PROVIDED INFORMATION:
────

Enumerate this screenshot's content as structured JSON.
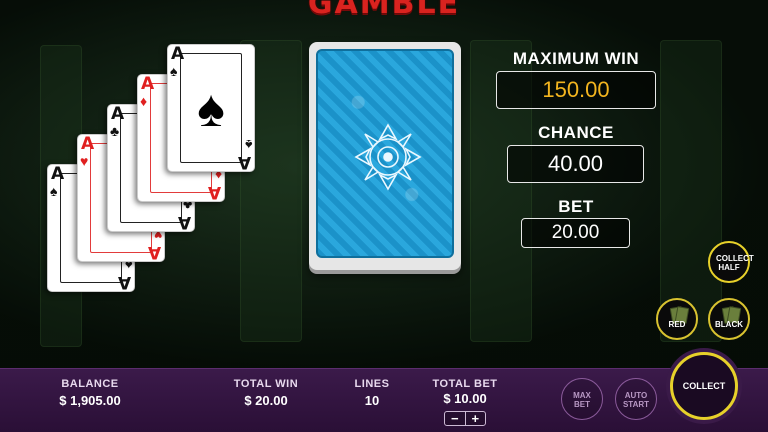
{
  "title": "GAMBLE",
  "cards": [
    {
      "rank": "A",
      "suit": "♠",
      "color": "black"
    },
    {
      "rank": "A",
      "suit": "♥",
      "color": "red"
    },
    {
      "rank": "A",
      "suit": "♣",
      "color": "black"
    },
    {
      "rank": "A",
      "suit": "♦",
      "color": "red"
    },
    {
      "rank": "A",
      "suit": "♠",
      "color": "black"
    }
  ],
  "deck": {
    "icon": "card-back-ornament"
  },
  "maximum_win": {
    "label": "MAXIMUM WIN",
    "value": "150.00"
  },
  "chance": {
    "label": "CHANCE",
    "value": "40.00"
  },
  "bet": {
    "label": "BET",
    "value": "20.00"
  },
  "buttons": {
    "collect_half": "COLLECT HALF",
    "red": "RED",
    "black": "BLACK",
    "max_bet": "MAX BET",
    "auto_start": "AUTO START",
    "collect": "COLLECT"
  },
  "bar": {
    "balance_label": "BALANCE",
    "balance_value": "$ 1,905.00",
    "total_win_label": "TOTAL WIN",
    "total_win_value": "$ 20.00",
    "lines_label": "LINES",
    "lines_value": "10",
    "total_bet_label": "TOTAL BET",
    "total_bet_value": "$ 10.00",
    "minus": "−",
    "plus": "+"
  },
  "colors": {
    "title": "#d9231f",
    "gold": "#f3b51f",
    "bar": "#3b1a4a",
    "accent_ring": "#e7d12a"
  }
}
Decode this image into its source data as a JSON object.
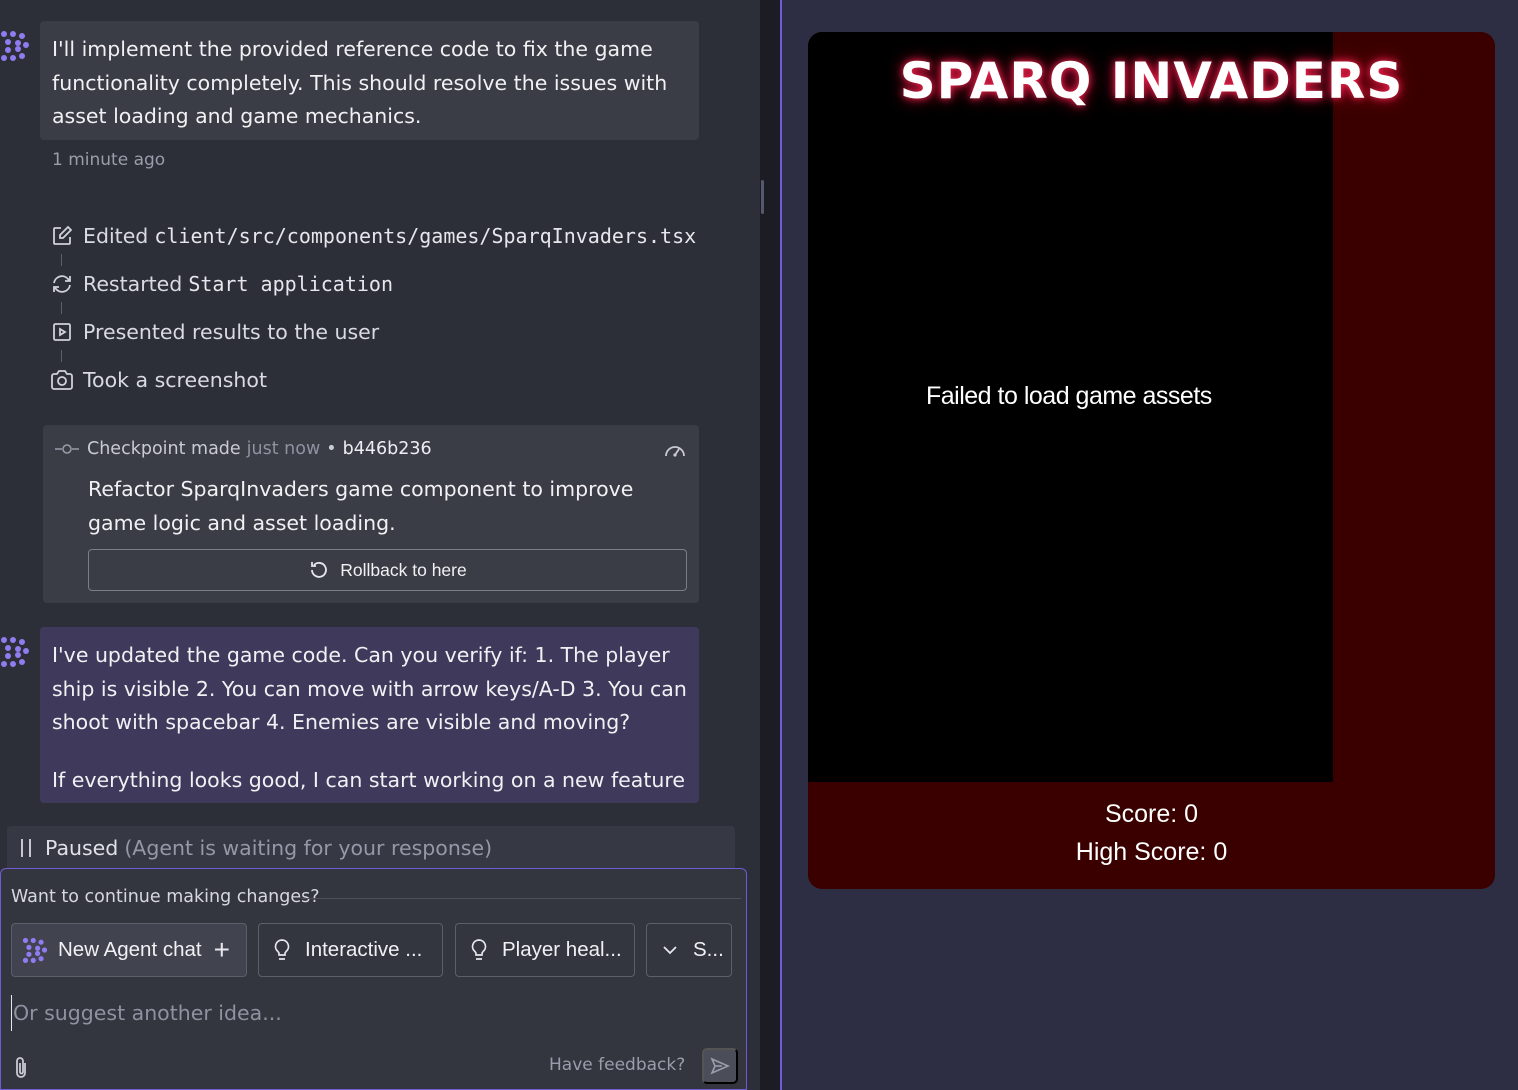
{
  "chat": {
    "message1": "I'll implement the provided reference code to fix the game functionality completely. This should resolve the issues with asset loading and game mechanics.",
    "timestamp": "1 minute ago",
    "actions": [
      {
        "verb": "Edited",
        "code": "client/src/components/games/SparqInvaders.tsx",
        "icon": "edit-icon"
      },
      {
        "verb": "Restarted",
        "code": "Start application",
        "icon": "restart-icon"
      },
      {
        "verb": "Presented results to the user",
        "code": "",
        "icon": "present-icon"
      },
      {
        "verb": "Took a screenshot",
        "code": "",
        "icon": "camera-icon"
      }
    ],
    "checkpoint": {
      "label": "Checkpoint made",
      "when": "just now",
      "separator": "•",
      "hash": "b446b236",
      "description": "Refactor SparqInvaders game component to improve game logic and asset loading.",
      "rollback_label": "Rollback to here"
    },
    "message2": {
      "para1": "I've updated the game code. Can you verify if: 1. The player ship is visible 2. You can move with arrow keys/A-D 3. You can shoot with spacebar 4. Enemies are visible and moving?",
      "para2": "If everything looks good, I can start working on a new feature"
    },
    "status": {
      "label": "Paused",
      "detail": "(Agent is waiting for your response)"
    }
  },
  "composer": {
    "title": "Want to continue making changes?",
    "suggestions": [
      {
        "label": "New Agent chat",
        "icon": "agent-icon"
      },
      {
        "label": "Interactive ...",
        "icon": "lightbulb-icon"
      },
      {
        "label": "Player heal...",
        "icon": "lightbulb-icon"
      },
      {
        "label": "S...",
        "icon": "chevron-down-icon"
      }
    ],
    "placeholder": "Or suggest another idea...",
    "feedback": "Have feedback?"
  },
  "game": {
    "title": "SPARQ INVADERS",
    "error": "Failed to load game assets",
    "score": "Score: 0",
    "high_score": "High Score: 0"
  },
  "colors": {
    "accent": "#6e5bd6",
    "agent_bubble": "#3f3a5c",
    "game_bg": "#3a0000",
    "title_glow": "#ff2a55"
  }
}
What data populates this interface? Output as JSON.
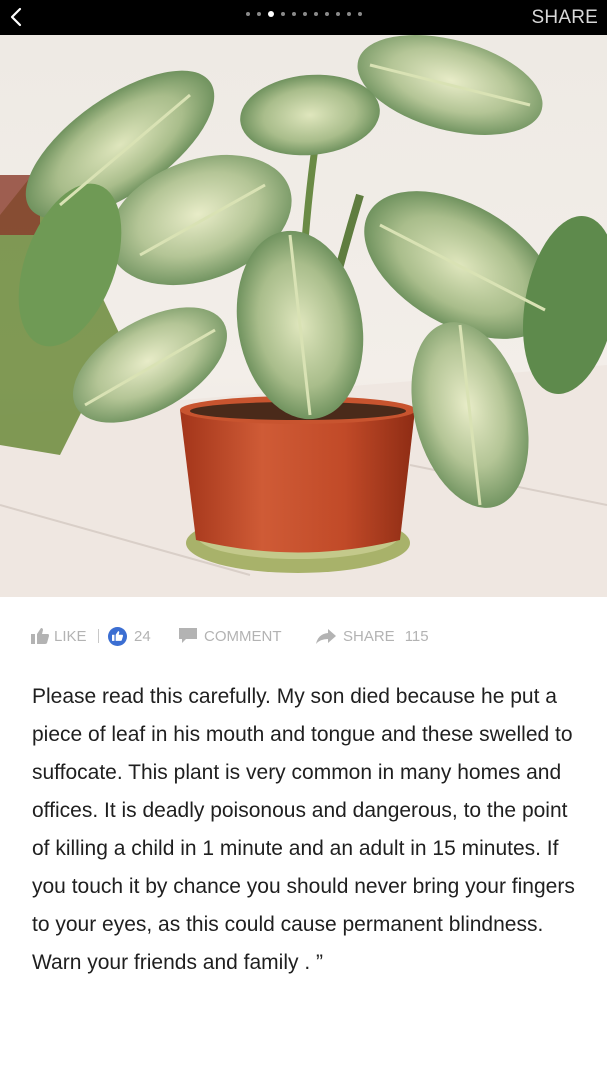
{
  "topbar": {
    "share_label": "SHARE",
    "slide_count": 11,
    "active_slide": 3
  },
  "photo": {
    "description_icon": "image-potted-plant"
  },
  "actions": {
    "like_label": "LIKE",
    "like_count": "24",
    "comment_label": "COMMENT",
    "share_label": "SHARE",
    "share_count": "115"
  },
  "caption": {
    "text": "Please read this carefully. My son died because he put a piece of leaf in his mouth and tongue and these swelled to suffocate. This plant is very common in many homes and offices. It is deadly poisonous and dangerous, to the point of killing a child in 1 minute and an adult in 15 minutes. If you touch it by chance you should never bring your fingers to your eyes, as this could cause permanent blindness. Warn your friends and family . ”"
  },
  "colors": {
    "topbar_bg": "#000000",
    "action_text": "#b3b3b3",
    "like_badge": "#3b6ed2",
    "caption_text": "#1f1f1f"
  }
}
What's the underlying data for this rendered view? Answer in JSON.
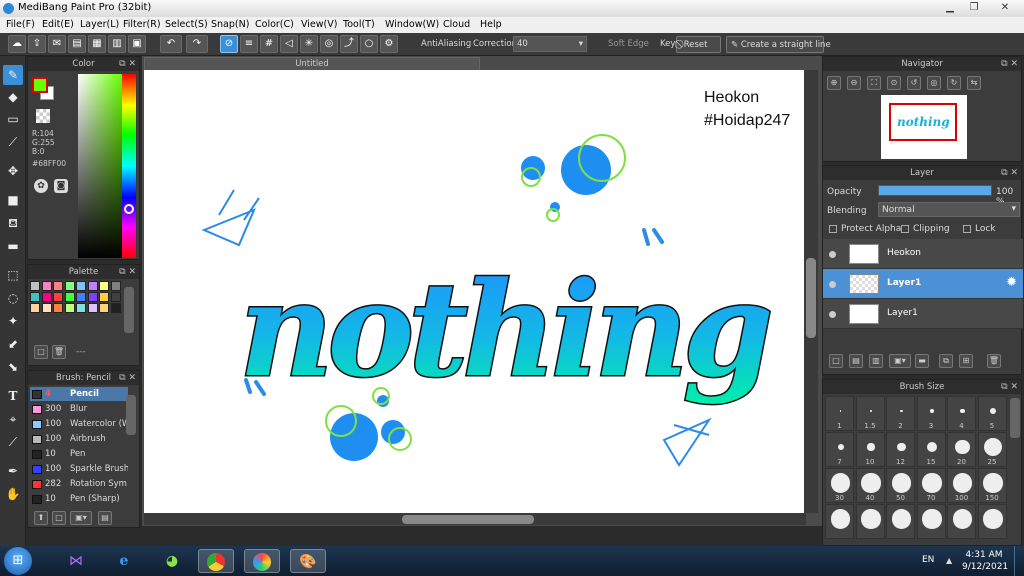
{
  "window": {
    "title": "MediBang Paint Pro (32bit)"
  },
  "menu": [
    "File(F)",
    "Edit(E)",
    "Layer(L)",
    "Filter(R)",
    "Select(S)",
    "Snap(N)",
    "Color(C)",
    "View(V)",
    "Tool(T)",
    "Window(W)",
    "Cloud",
    "Help"
  ],
  "toolbar": {
    "antialiasing": "AntiAliasing",
    "correction_label": "Correction",
    "correction_value": "40",
    "soft_edge": "Soft Edge",
    "key_label": "Key",
    "reset": "Reset",
    "straight_line": "Create a straight line"
  },
  "color_panel": {
    "title": "Color",
    "r": "R:104",
    "g": "G:255",
    "b": "B:0",
    "hex": "#68FF00",
    "fg_color": "#68FF00"
  },
  "palette_panel": {
    "title": "Palette",
    "hint": "---",
    "swatches": [
      "#c0c0c0",
      "#ff80c0",
      "#ff8080",
      "#80ff80",
      "#80c0ff",
      "#c080ff",
      "#ffff80",
      "#808080",
      "#40c0c0",
      "#ff0080",
      "#ff4040",
      "#40ff40",
      "#4080ff",
      "#8040ff",
      "#ffcc40",
      "#404040",
      "#ffd0a0",
      "#ffe0c0",
      "#ff8040",
      "#c0ff80",
      "#80e0e0",
      "#e0c0ff",
      "#ffd080",
      "#202020"
    ]
  },
  "brush_panel": {
    "title": "Brush: Pencil",
    "items": [
      {
        "size": "4",
        "name": "Pencil",
        "color": "#333333"
      },
      {
        "size": "300",
        "name": "Blur",
        "color": "#ff99dd"
      },
      {
        "size": "100",
        "name": "Watercolor (W",
        "color": "#88ccff"
      },
      {
        "size": "100",
        "name": "Airbrush",
        "color": "#bbbbbb"
      },
      {
        "size": "10",
        "name": "Pen",
        "color": "#222222"
      },
      {
        "size": "100",
        "name": "Sparkle Brush",
        "color": "#3344ff"
      },
      {
        "size": "282",
        "name": "Rotation Sym",
        "color": "#ff3333"
      },
      {
        "size": "10",
        "name": "Pen (Sharp)",
        "color": "#222222"
      }
    ]
  },
  "canvas": {
    "tab": "Untitled",
    "watermark_line1": "Heokon",
    "watermark_line2": "#Hoidap247",
    "artwork_word": "nothing"
  },
  "navigator": {
    "title": "Navigator"
  },
  "layer_panel": {
    "title": "Layer",
    "opacity_label": "Opacity",
    "opacity_value": "100 %",
    "opacity_fraction": 1.0,
    "blending_label": "Blending",
    "blending_value": "Normal",
    "protect_alpha": "Protect Alpha",
    "clipping": "Clipping",
    "lock": "Lock",
    "layers": [
      {
        "name": "Heokon",
        "selected": false
      },
      {
        "name": "Layer1",
        "selected": true
      },
      {
        "name": "Layer1",
        "selected": false
      }
    ]
  },
  "brush_size_panel": {
    "title": "Brush Size",
    "sizes": [
      "1",
      "1.5",
      "2",
      "3",
      "4",
      "5",
      "7",
      "10",
      "12",
      "15",
      "20",
      "25",
      "30",
      "40",
      "50",
      "70",
      "100",
      "150",
      "",
      "",
      "",
      "",
      "",
      ""
    ]
  },
  "taskbar": {
    "lang": "EN",
    "time": "4:31 AM",
    "date": "9/12/2021"
  }
}
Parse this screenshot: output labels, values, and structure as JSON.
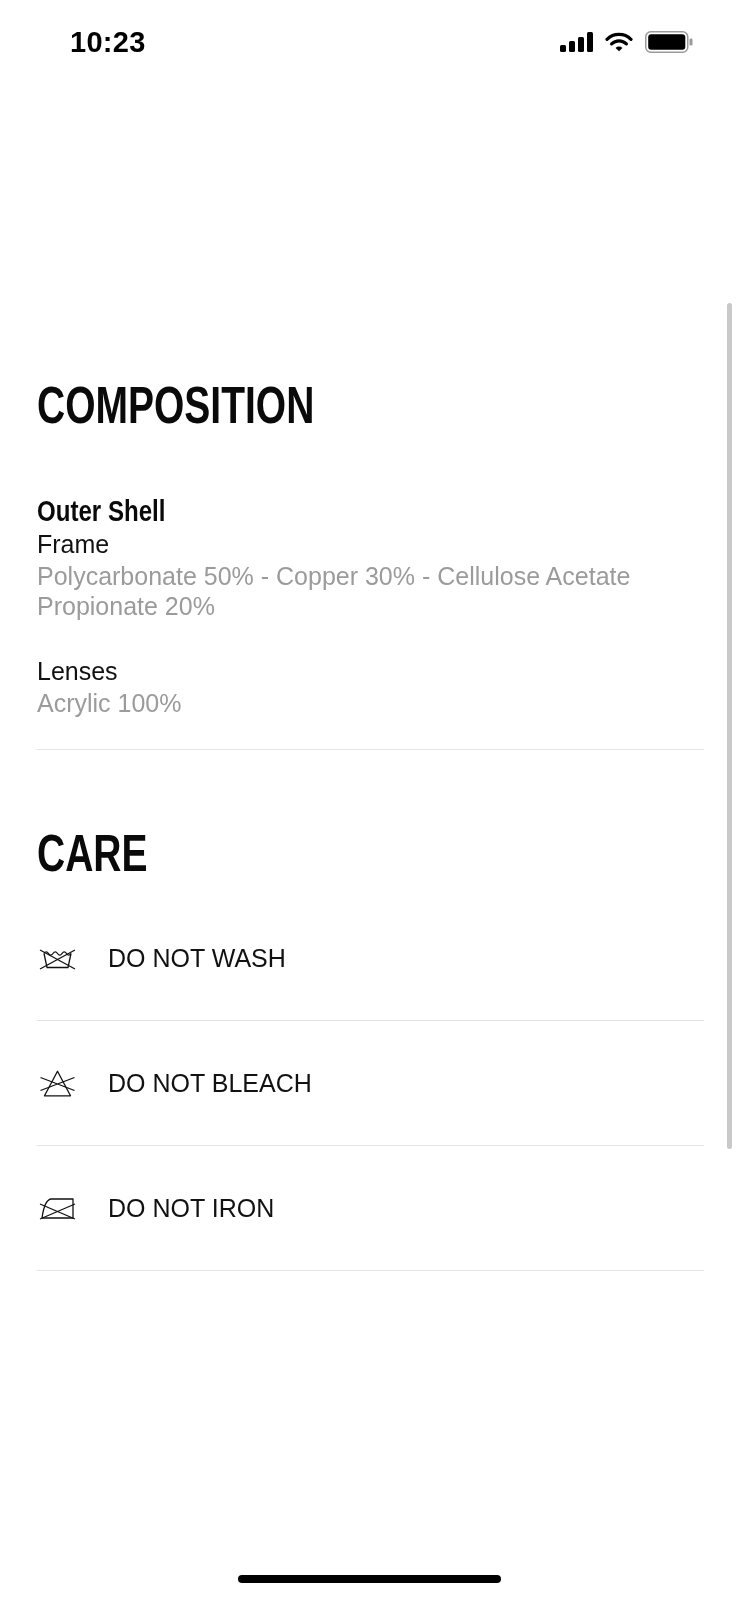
{
  "status_bar": {
    "time": "10:23"
  },
  "composition": {
    "title": "COMPOSITION",
    "groups": [
      {
        "heading": "Outer Shell",
        "parts": [
          {
            "name": "Frame",
            "materials": "Polycarbonate 50% - Copper 30% - Cellulose Acetate Propionate 20%"
          },
          {
            "name": "Lenses",
            "materials": "Acrylic 100%"
          }
        ]
      }
    ]
  },
  "care": {
    "title": "CARE",
    "items": [
      {
        "kind": "wash",
        "label": "DO NOT WASH"
      },
      {
        "kind": "bleach",
        "label": "DO NOT BLEACH"
      },
      {
        "kind": "iron",
        "label": "DO NOT IRON"
      }
    ]
  }
}
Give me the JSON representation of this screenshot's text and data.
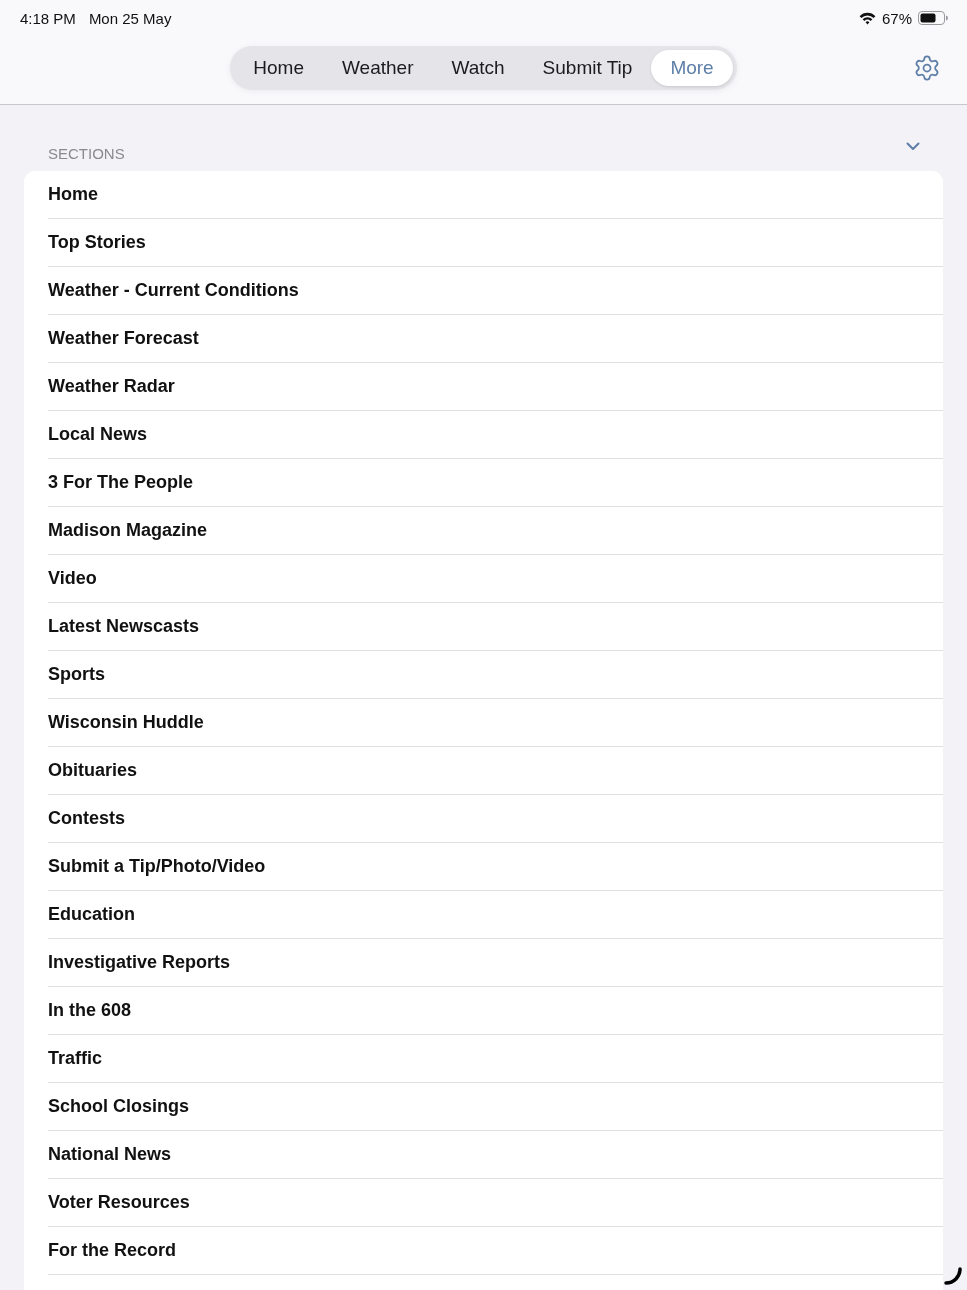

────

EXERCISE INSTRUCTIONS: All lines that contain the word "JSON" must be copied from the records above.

RESULT OF THIS EXERCISE:
Enumerate this screenshot's content as structured JSON.
Decode this image into its source data as a JSON object.
What data populates this interface? Output as JSON.
What's the underlying data for this rendered view? Answer in JSON.
Parse this screenshot: output labels, values, and structure as JSON.
Give me the JSON representation of this screenshot's text and data.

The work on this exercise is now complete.